▸ GOAL OF THE EXERCISE: Go through the data below and copy each line where the word "structured" occurs.

▸ DATA IN THIS EXERCISE:
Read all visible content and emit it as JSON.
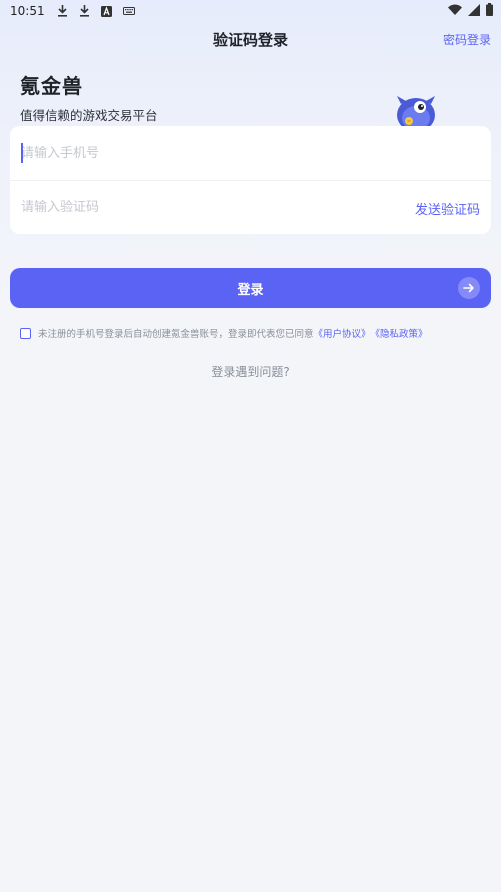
{
  "status_bar": {
    "time": "10:51",
    "icons": [
      "download-icon",
      "download-icon",
      "font-icon",
      "keyboard-icon"
    ],
    "right_icons": [
      "wifi-icon",
      "signal-icon",
      "battery-icon"
    ]
  },
  "header": {
    "title": "验证码登录",
    "password_login": "密码登录"
  },
  "brand": {
    "name": "氪金兽",
    "slogan": "值得信赖的游戏交易平台"
  },
  "form": {
    "phone_placeholder": "请输入手机号",
    "code_placeholder": "请输入验证码",
    "send_code": "发送验证码"
  },
  "login_button": {
    "label": "登录",
    "icon": "arrow-right-icon"
  },
  "agreement": {
    "checked": false,
    "text": "未注册的手机号登录后自动创建氪金兽账号，登录即代表您已同意",
    "user_agreement": "《用户协议》",
    "privacy_policy": "《隐私政策》"
  },
  "help_text": "登录遇到问题?",
  "colors": {
    "accent": "#5b63f5",
    "background": "#f3f5f9",
    "card": "#ffffff",
    "muted_text": "#8a8f99",
    "placeholder": "#c4c8cf"
  }
}
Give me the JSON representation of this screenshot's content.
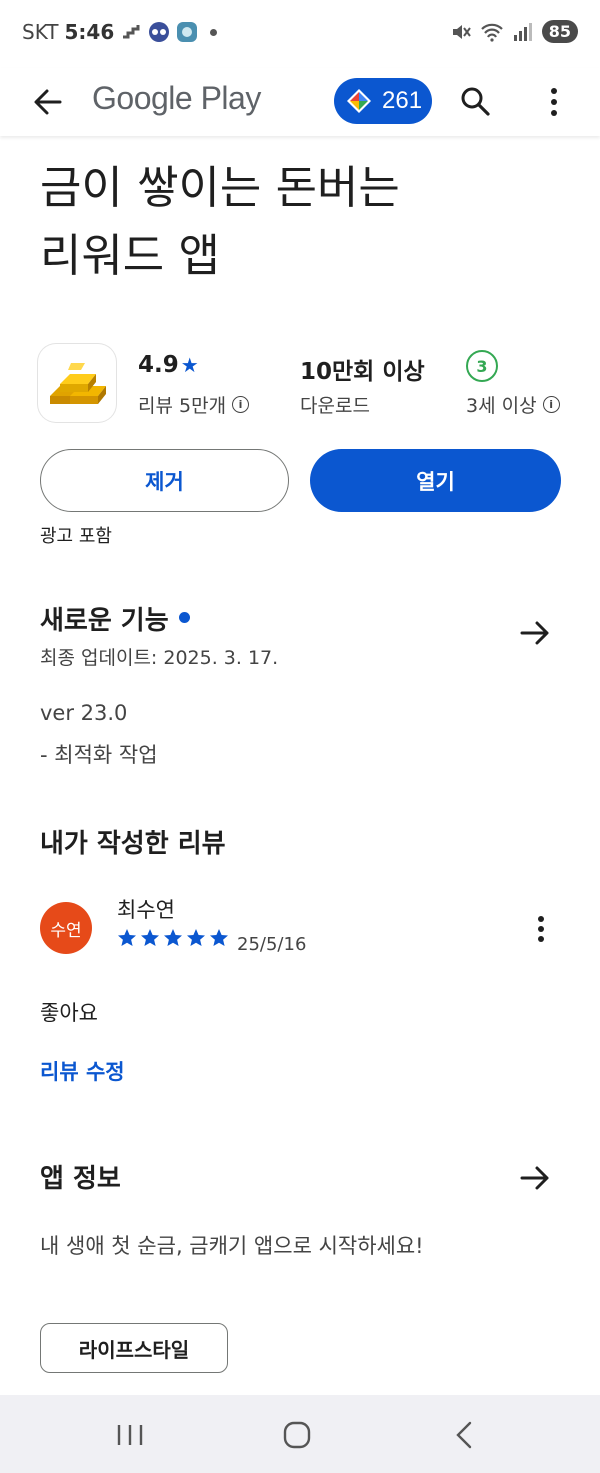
{
  "status_bar": {
    "carrier": "SKT",
    "time": "5:46",
    "battery": "85"
  },
  "app_bar": {
    "brand": "Google Play",
    "points": "261"
  },
  "app": {
    "title_line1": "금이 쌓이는 돈버는",
    "title_line2": "리워드 앱",
    "rating": "4.9",
    "reviews_label": "리뷰 5만개",
    "downloads": "10만회 이상",
    "downloads_label": "다운로드",
    "age_badge": "3",
    "age_label": "3세 이상"
  },
  "actions": {
    "remove_label": "제거",
    "open_label": "열기",
    "ads_note": "광고 포함"
  },
  "whats_new": {
    "title": "새로운 기능",
    "last_updated": "최종 업데이트: 2025. 3. 17.",
    "version": "ver 23.0",
    "notes": "- 최적화 작업"
  },
  "my_review": {
    "title": "내가 작성한 리뷰",
    "avatar_text": "수연",
    "reviewer": "최수연",
    "stars": 5,
    "date": "25/5/16",
    "text": "좋아요",
    "edit_label": "리뷰 수정"
  },
  "about": {
    "title": "앱 정보",
    "description": "내 생애 첫 순금, 금캐기 앱으로 시작하세요!",
    "category_chip": "라이프스타일"
  },
  "colors": {
    "accent": "#0b57d0",
    "avatar": "#e64a19",
    "age_green": "#34a853"
  },
  "icons": [
    "back-arrow-icon",
    "play-points-icon",
    "search-icon",
    "more-vert-icon",
    "star-icon",
    "info-icon",
    "arrow-right-icon",
    "gold-bars-icon"
  ]
}
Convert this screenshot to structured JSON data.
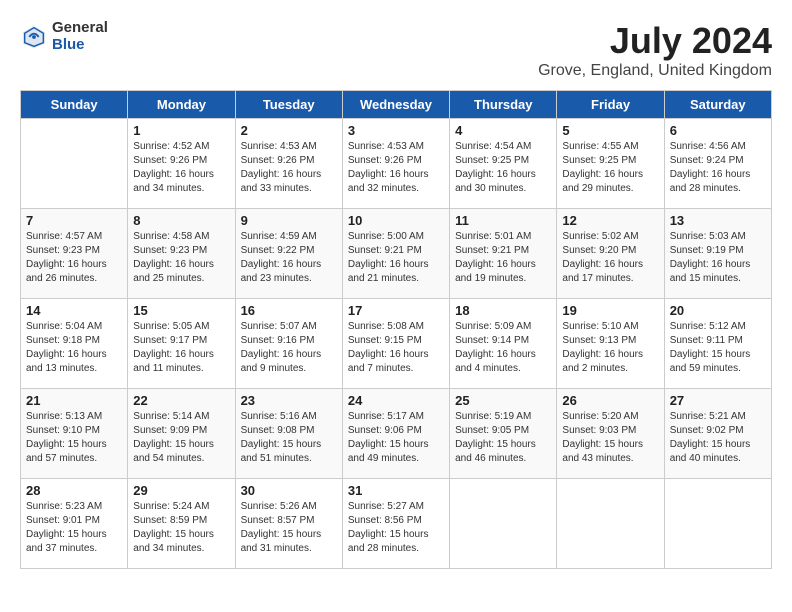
{
  "header": {
    "logo_general": "General",
    "logo_blue": "Blue",
    "title": "July 2024",
    "location": "Grove, England, United Kingdom"
  },
  "calendar": {
    "days_of_week": [
      "Sunday",
      "Monday",
      "Tuesday",
      "Wednesday",
      "Thursday",
      "Friday",
      "Saturday"
    ],
    "weeks": [
      [
        {
          "day": "",
          "info": ""
        },
        {
          "day": "1",
          "info": "Sunrise: 4:52 AM\nSunset: 9:26 PM\nDaylight: 16 hours\nand 34 minutes."
        },
        {
          "day": "2",
          "info": "Sunrise: 4:53 AM\nSunset: 9:26 PM\nDaylight: 16 hours\nand 33 minutes."
        },
        {
          "day": "3",
          "info": "Sunrise: 4:53 AM\nSunset: 9:26 PM\nDaylight: 16 hours\nand 32 minutes."
        },
        {
          "day": "4",
          "info": "Sunrise: 4:54 AM\nSunset: 9:25 PM\nDaylight: 16 hours\nand 30 minutes."
        },
        {
          "day": "5",
          "info": "Sunrise: 4:55 AM\nSunset: 9:25 PM\nDaylight: 16 hours\nand 29 minutes."
        },
        {
          "day": "6",
          "info": "Sunrise: 4:56 AM\nSunset: 9:24 PM\nDaylight: 16 hours\nand 28 minutes."
        }
      ],
      [
        {
          "day": "7",
          "info": "Sunrise: 4:57 AM\nSunset: 9:23 PM\nDaylight: 16 hours\nand 26 minutes."
        },
        {
          "day": "8",
          "info": "Sunrise: 4:58 AM\nSunset: 9:23 PM\nDaylight: 16 hours\nand 25 minutes."
        },
        {
          "day": "9",
          "info": "Sunrise: 4:59 AM\nSunset: 9:22 PM\nDaylight: 16 hours\nand 23 minutes."
        },
        {
          "day": "10",
          "info": "Sunrise: 5:00 AM\nSunset: 9:21 PM\nDaylight: 16 hours\nand 21 minutes."
        },
        {
          "day": "11",
          "info": "Sunrise: 5:01 AM\nSunset: 9:21 PM\nDaylight: 16 hours\nand 19 minutes."
        },
        {
          "day": "12",
          "info": "Sunrise: 5:02 AM\nSunset: 9:20 PM\nDaylight: 16 hours\nand 17 minutes."
        },
        {
          "day": "13",
          "info": "Sunrise: 5:03 AM\nSunset: 9:19 PM\nDaylight: 16 hours\nand 15 minutes."
        }
      ],
      [
        {
          "day": "14",
          "info": "Sunrise: 5:04 AM\nSunset: 9:18 PM\nDaylight: 16 hours\nand 13 minutes."
        },
        {
          "day": "15",
          "info": "Sunrise: 5:05 AM\nSunset: 9:17 PM\nDaylight: 16 hours\nand 11 minutes."
        },
        {
          "day": "16",
          "info": "Sunrise: 5:07 AM\nSunset: 9:16 PM\nDaylight: 16 hours\nand 9 minutes."
        },
        {
          "day": "17",
          "info": "Sunrise: 5:08 AM\nSunset: 9:15 PM\nDaylight: 16 hours\nand 7 minutes."
        },
        {
          "day": "18",
          "info": "Sunrise: 5:09 AM\nSunset: 9:14 PM\nDaylight: 16 hours\nand 4 minutes."
        },
        {
          "day": "19",
          "info": "Sunrise: 5:10 AM\nSunset: 9:13 PM\nDaylight: 16 hours\nand 2 minutes."
        },
        {
          "day": "20",
          "info": "Sunrise: 5:12 AM\nSunset: 9:11 PM\nDaylight: 15 hours\nand 59 minutes."
        }
      ],
      [
        {
          "day": "21",
          "info": "Sunrise: 5:13 AM\nSunset: 9:10 PM\nDaylight: 15 hours\nand 57 minutes."
        },
        {
          "day": "22",
          "info": "Sunrise: 5:14 AM\nSunset: 9:09 PM\nDaylight: 15 hours\nand 54 minutes."
        },
        {
          "day": "23",
          "info": "Sunrise: 5:16 AM\nSunset: 9:08 PM\nDaylight: 15 hours\nand 51 minutes."
        },
        {
          "day": "24",
          "info": "Sunrise: 5:17 AM\nSunset: 9:06 PM\nDaylight: 15 hours\nand 49 minutes."
        },
        {
          "day": "25",
          "info": "Sunrise: 5:19 AM\nSunset: 9:05 PM\nDaylight: 15 hours\nand 46 minutes."
        },
        {
          "day": "26",
          "info": "Sunrise: 5:20 AM\nSunset: 9:03 PM\nDaylight: 15 hours\nand 43 minutes."
        },
        {
          "day": "27",
          "info": "Sunrise: 5:21 AM\nSunset: 9:02 PM\nDaylight: 15 hours\nand 40 minutes."
        }
      ],
      [
        {
          "day": "28",
          "info": "Sunrise: 5:23 AM\nSunset: 9:01 PM\nDaylight: 15 hours\nand 37 minutes."
        },
        {
          "day": "29",
          "info": "Sunrise: 5:24 AM\nSunset: 8:59 PM\nDaylight: 15 hours\nand 34 minutes."
        },
        {
          "day": "30",
          "info": "Sunrise: 5:26 AM\nSunset: 8:57 PM\nDaylight: 15 hours\nand 31 minutes."
        },
        {
          "day": "31",
          "info": "Sunrise: 5:27 AM\nSunset: 8:56 PM\nDaylight: 15 hours\nand 28 minutes."
        },
        {
          "day": "",
          "info": ""
        },
        {
          "day": "",
          "info": ""
        },
        {
          "day": "",
          "info": ""
        }
      ]
    ]
  }
}
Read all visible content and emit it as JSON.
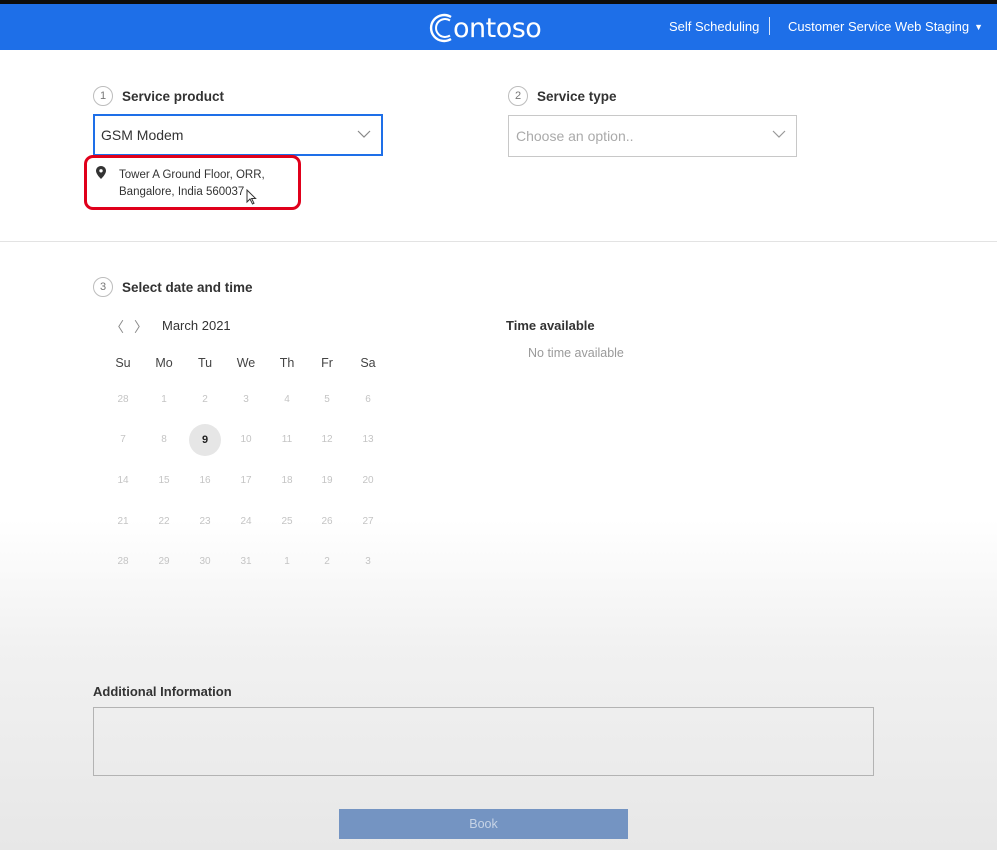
{
  "header": {
    "logo_text": "ontoso",
    "logo_initial": "C",
    "self_scheduling": "Self Scheduling",
    "environment": "Customer Service Web Staging",
    "bar_color": "#1e6fe8"
  },
  "step1": {
    "number": "1",
    "label": "Service product",
    "selected": "GSM Modem",
    "address_line1": "Tower A Ground Floor, ORR,",
    "address_line2": "Bangalore, India 560037",
    "highlight_color": "#e0001b"
  },
  "step2": {
    "number": "2",
    "label": "Service type",
    "placeholder": "Choose an option.."
  },
  "step3": {
    "number": "3",
    "label": "Select date and time",
    "month": "March 2021",
    "weekdays": [
      "Su",
      "Mo",
      "Tu",
      "We",
      "Th",
      "Fr",
      "Sa"
    ],
    "weeks": [
      [
        "28",
        "1",
        "2",
        "3",
        "4",
        "5",
        "6"
      ],
      [
        "7",
        "8",
        "9",
        "10",
        "11",
        "12",
        "13"
      ],
      [
        "14",
        "15",
        "16",
        "17",
        "18",
        "19",
        "20"
      ],
      [
        "21",
        "22",
        "23",
        "24",
        "25",
        "26",
        "27"
      ],
      [
        "28",
        "29",
        "30",
        "31",
        "1",
        "2",
        "3"
      ]
    ],
    "selected_day": "9",
    "time_title": "Time available",
    "time_status": "No time available"
  },
  "additional": {
    "label": "Additional Information",
    "value": ""
  },
  "book_label": "Book"
}
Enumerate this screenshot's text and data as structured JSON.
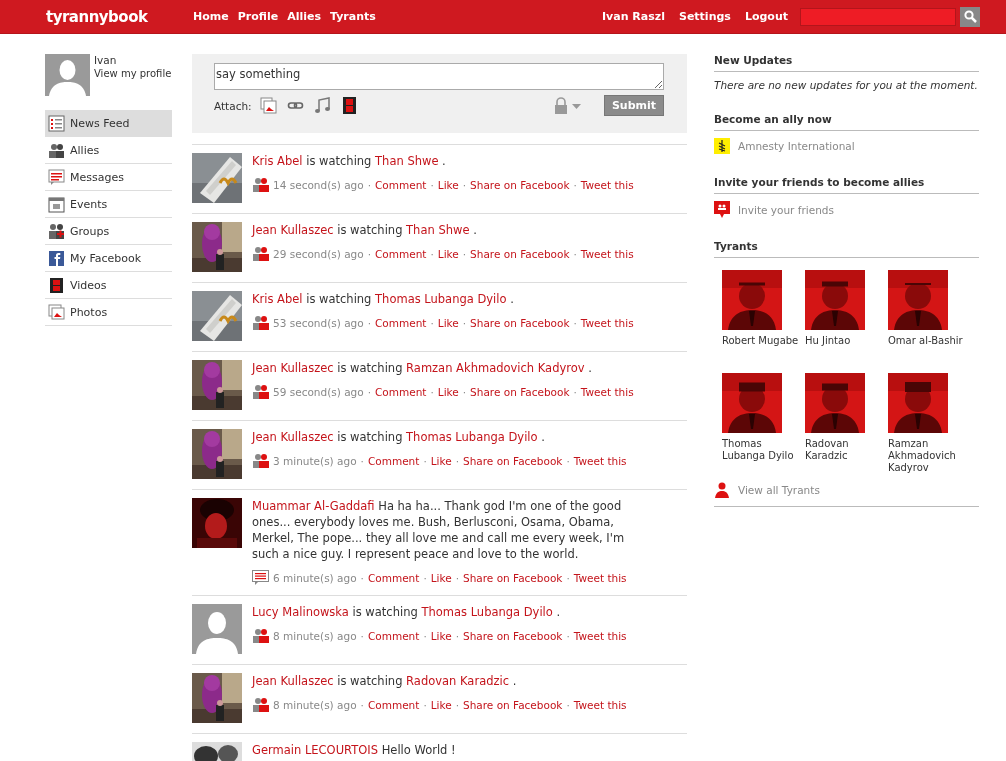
{
  "header": {
    "logo": "tyrannybook",
    "nav": [
      "Home",
      "Profile",
      "Allies",
      "Tyrants"
    ],
    "user_links": [
      "Ivan Raszl",
      "Settings",
      "Logout"
    ]
  },
  "profile": {
    "name": "Ivan",
    "link": "View my profile"
  },
  "sidebar": {
    "items": [
      {
        "label": "News Feed",
        "selected": true
      },
      {
        "label": "Allies",
        "selected": false
      },
      {
        "label": "Messages",
        "selected": false
      },
      {
        "label": "Events",
        "selected": false
      },
      {
        "label": "Groups",
        "selected": false
      },
      {
        "label": "My Facebook",
        "selected": false
      },
      {
        "label": "Videos",
        "selected": false
      },
      {
        "label": "Photos",
        "selected": false
      }
    ]
  },
  "composer": {
    "value": "say something",
    "attach_label": "Attach:",
    "submit": "Submit"
  },
  "feed": {
    "separator": "·",
    "items": [
      {
        "kind": "watching",
        "author": "Kris Abel",
        "verb": "is watching",
        "target": "Than Shwe",
        "end": ".",
        "time": "14 second(s) ago",
        "actions": [
          "Comment",
          "Like",
          "Share on Facebook",
          "Tweet this"
        ]
      },
      {
        "kind": "watching",
        "author": "Jean Kullaszec",
        "verb": "is watching",
        "target": "Than Shwe",
        "end": ".",
        "time": "29 second(s) ago",
        "actions": [
          "Comment",
          "Like",
          "Share on Facebook",
          "Tweet this"
        ]
      },
      {
        "kind": "watching",
        "author": "Kris Abel",
        "verb": "is watching",
        "target": "Thomas Lubanga Dyilo",
        "end": ".",
        "time": "53 second(s) ago",
        "actions": [
          "Comment",
          "Like",
          "Share on Facebook",
          "Tweet this"
        ]
      },
      {
        "kind": "watching",
        "author": "Jean Kullaszec",
        "verb": "is watching",
        "target": "Ramzan Akhmadovich Kadyrov",
        "end": ".",
        "time": "59 second(s) ago",
        "actions": [
          "Comment",
          "Like",
          "Share on Facebook",
          "Tweet this"
        ]
      },
      {
        "kind": "watching",
        "author": "Jean Kullaszec",
        "verb": "is watching",
        "target": "Thomas Lubanga Dyilo",
        "end": ".",
        "time": "3 minute(s) ago",
        "actions": [
          "Comment",
          "Like",
          "Share on Facebook",
          "Tweet this"
        ]
      },
      {
        "kind": "status",
        "author": "Muammar Al-Gaddafi",
        "text": "Ha ha ha... Thank god I'm one of the good ones... everybody loves me. Bush, Berlusconi, Osama, Obama, Merkel, The pope... they all love me and call me every week, I'm such a nice guy. I represent peace and love to the world.",
        "time": "6 minute(s) ago",
        "actions": [
          "Comment",
          "Like",
          "Share on Facebook",
          "Tweet this"
        ]
      },
      {
        "kind": "watching",
        "author": "Lucy Malinowska",
        "verb": "is watching",
        "target": "Thomas Lubanga Dyilo",
        "end": ".",
        "time": "8 minute(s) ago",
        "actions": [
          "Comment",
          "Like",
          "Share on Facebook",
          "Tweet this"
        ]
      },
      {
        "kind": "watching",
        "author": "Jean Kullaszec",
        "verb": "is watching",
        "target": "Radovan Karadzic",
        "end": ".",
        "time": "8 minute(s) ago",
        "actions": [
          "Comment",
          "Like",
          "Share on Facebook",
          "Tweet this"
        ]
      },
      {
        "kind": "status",
        "author": "Germain LECOURTOIS",
        "text": "Hello World !"
      }
    ]
  },
  "right": {
    "updates": {
      "title": "New Updates",
      "message": "There are no new updates for you at the moment."
    },
    "ally": {
      "title": "Become an ally now",
      "link": "Amnesty International"
    },
    "invite": {
      "title": "Invite your friends to become allies",
      "link": "Invite your friends"
    },
    "tyrants": {
      "title": "Tyrants",
      "names": [
        "Robert Mugabe",
        "Hu Jintao",
        "Omar al-Bashir",
        "Thomas Lubanga Dyilo",
        "Radovan Karadzic",
        "Ramzan Akhmadovich Kadyrov"
      ],
      "link": "View all Tyrants"
    }
  }
}
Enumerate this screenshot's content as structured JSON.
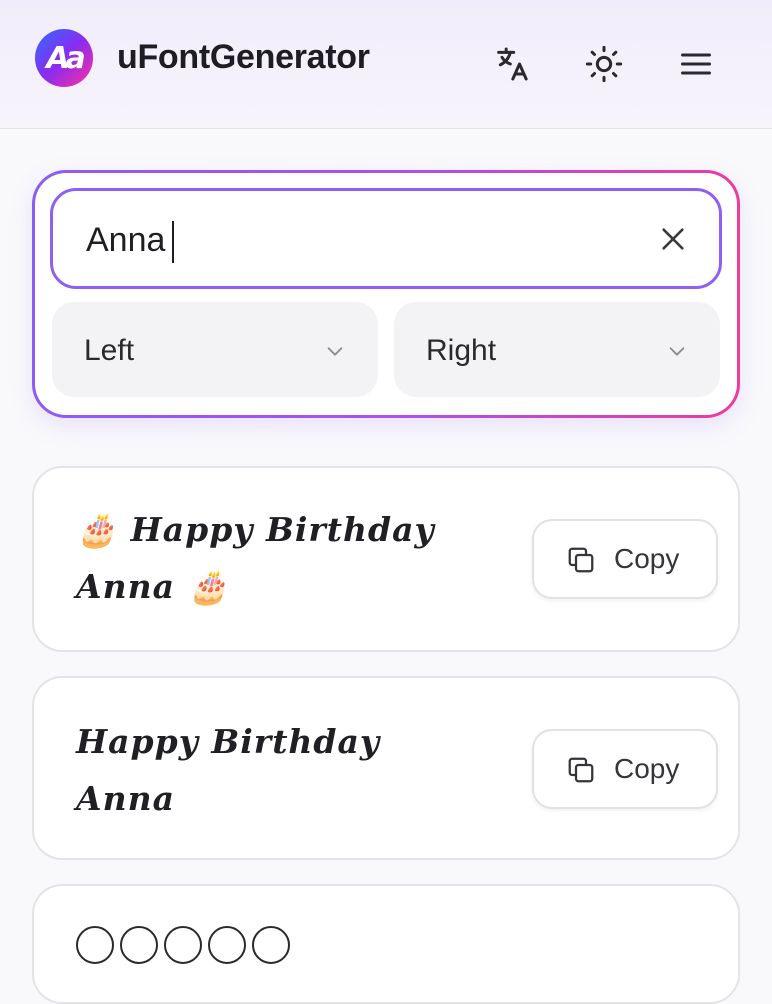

▸ EXPECTED ANSWER:
Convert this screenshot to structured JSON data.
Enumerate this screenshot's text and data as structured JSON.
Enumerate this screenshot's content as structured JSON.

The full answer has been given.